A latest study by the Centre for Science and Environment (CSE) claimed that only 12 percent (476) of Indian cities have air quality monitoring stations. The report said that this small segment of cities are part of of India’s 4,041 census cities and towns.
It also said that only 200 of these cities monitor all six key criteria pollutants. This is when compliance with the National Ambient Air Quality Standards (NAAQS) and clean air targets under the National Clean Air Programme (NCAP) requires robust air quality monitoring.
The analysis pointed out that nearly 47 per cent of the country’s population remained outside the maximum radius of the air quality monitoring grid (manual and real time combined), while 62 per cent is outside that of the real time monitoring network.
CSE’s assessment has analysed the adequacy of the air quality monitoring network and air quality data, spatial spread, population coverage and data completeness in the country. This has considered both manual monitoring under the National Air Quality Monitoring Programme (NAMP) and real time monitoring under the Continuous Ambient Air Quality Monitoring System (CAAQMS). The key focus is on adequacy and completeness of the PM2.5 data.
The study covers 883 manual stations and 409 real time stations. It has accessed and analysed publicly available data from the websites and publications of Central Pollution Control Board (CPCB) as of December 31, 2022. The extent of population coverage by the monitoring grid and the population estimates are based on the 100 m x 100 m spatial distribution of population in 2020, developed by the WorldPop research programme of the School of Geography and Environmental Sciences at the University of Southampton.
Air quality reported by a station is understood to be accurate representation of ambient air in its 2-km radius, while it can also be fairly representative of a 2-10 km radius around the station. Without major topographical or human-made features the air quality reported at a station can also be a good proxy for ambient air 10-50 km around the station. This method is drawn from the 2019 UNICEF report on assessment of coverage of children by monitoring stations in Africa that also accounts for the population overlaps.
“Limited air quality monitoring makes it challenging to identify non-attainment status of a vast number of towns/cities and regions and also impedes effective evaluation of clean air action and improvement in air quality needed for evaluation of performance of clean air action, especially under the 15th Finance Commission grant. More harmful PM2.5 and ozone are not considered for compliance under NCAP due to limited monitoring and data,” says Anumita Roychowdhury, executive director, research and advocacy, CSE.
She also added that it was necessary to ensure more equitable distribution of monitors and adoption of hybrid monitoring with a standardised and certified air sensor network and satellite-based monitoring with appropriate protocols for maximum and cost effective coverage of population to support action.

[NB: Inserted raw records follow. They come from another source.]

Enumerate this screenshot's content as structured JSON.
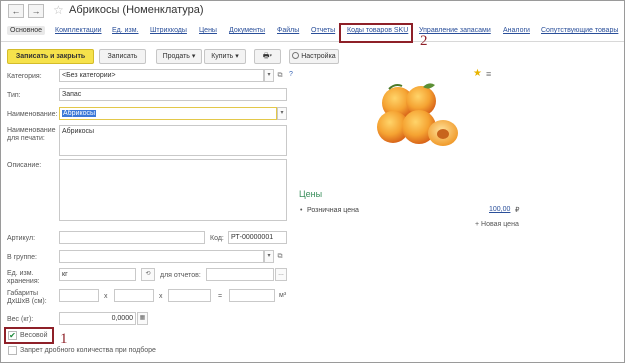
{
  "window": {
    "title": "Абрикосы (Номенклатура)",
    "back_glyph": "←",
    "forward_glyph": "→",
    "favorite_glyph": "☆"
  },
  "tabs": [
    {
      "label": "Основное"
    },
    {
      "label": "Комплектации"
    },
    {
      "label": "Ед. изм."
    },
    {
      "label": "Штрихкоды"
    },
    {
      "label": "Цены"
    },
    {
      "label": "Документы"
    },
    {
      "label": "Файлы"
    },
    {
      "label": "Отчеты"
    },
    {
      "label": "Коды товаров SKU"
    },
    {
      "label": "Управление запасами"
    },
    {
      "label": "Аналоги"
    },
    {
      "label": "Сопутствующие товары"
    }
  ],
  "toolbar": {
    "save_close": "Записать и закрыть",
    "save": "Записать",
    "sell": "Продать",
    "buy": "Купить",
    "print_glyph": "🖶",
    "settings": "Настройка",
    "caret": "▾"
  },
  "form": {
    "category": {
      "label": "Категория:",
      "value": "<Без категории>"
    },
    "type": {
      "label": "Тип:",
      "value": "Запас"
    },
    "name": {
      "label": "Наименование:",
      "value": "Абрикосы"
    },
    "print_name": {
      "label": "Наименование для печати:",
      "value": "Абрикосы"
    },
    "description": {
      "label": "Описание:",
      "value": ""
    },
    "article": {
      "label": "Артикул:",
      "value": ""
    },
    "code": {
      "label": "Код:",
      "value": "РТ-00000001"
    },
    "group": {
      "label": "В группе:",
      "value": ""
    },
    "storage_unit": {
      "label": "Ед. изм. хранения:",
      "value": "кг"
    },
    "report_unit": {
      "label": "для отчетов:",
      "value": ""
    },
    "dimensions": {
      "label": "Габариты ДхШхВ (см):",
      "x1": "x",
      "x2": "x",
      "eq": "=",
      "unit": "м³"
    },
    "weight": {
      "label": "Вес (кг):",
      "value": "0,0000"
    },
    "weighted": {
      "label": "Весовой",
      "checked": true
    },
    "fractional_ban": {
      "label": "Запрет дробного количества при подборе",
      "checked": false
    }
  },
  "right_panel": {
    "image_alt": "apricots-image",
    "prices_title": "Цены",
    "retail_price_label": "Розничная цена",
    "retail_price_value": "100,00",
    "currency": "₽",
    "new_price_link": "+ Новая цена"
  },
  "annotations": {
    "one": "1",
    "two": "2"
  },
  "colors": {
    "accent_yellow": "#f6e24b",
    "link_blue": "#2a4f9a",
    "prices_green": "#3a8f5c",
    "annotation_red": "#8e2028"
  }
}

“The current monitoring network also faces the challenge of inadequate data generation, lack of data completeness and poor quality control of monitoring. This makes air quality trend assessment difficult to establish compliance with clean air targets. The current urban monitoring grid is highly concentrated in a few big cities and there are vast areas in other regions with no monitoring. This needs to be rationalised to cover a wider population and habitats to support implementation of clean air action plans, provide information to public about the daily risks and design emergency response and longer term action,” adds Avikal Somvanshi, senior programme manager, urban lab, CSE.
–Number of manual monitoring stations has doubled since 2010.
–Number of real time monitoring stations has grown 20-fold since 2010
–Only 476 of 4,041 cities/towns have air quality monitoring stations (manual or real time).
–Air quality monotoring grid falls short of the recommended guidelines,
–47 per cent of the population lives outside the 50-km radius coverage of combined manual and real time air quality monitoring network.
–Only Chandigarh, Delhi and Goa have full population coverage under the combined monitoring network.
–62 per cent of people live outside the 50-km radius coverage of real time air quality monitoring network.
–Less than 200 cities monitor all six criteria pollutants.
–Only 43 districts have their whole population monitored for all six criteria pollutants.
–Less than half of the manual stations have PM2.5 monitors and only 51 stations meet the 104 days of minimum monitoring.
–Half the manual stations meeting minimum requirement of 104 days of monitoring in a year are located in just two states.
–Over 70 per cent of real time stations meet minimum data completeness requirement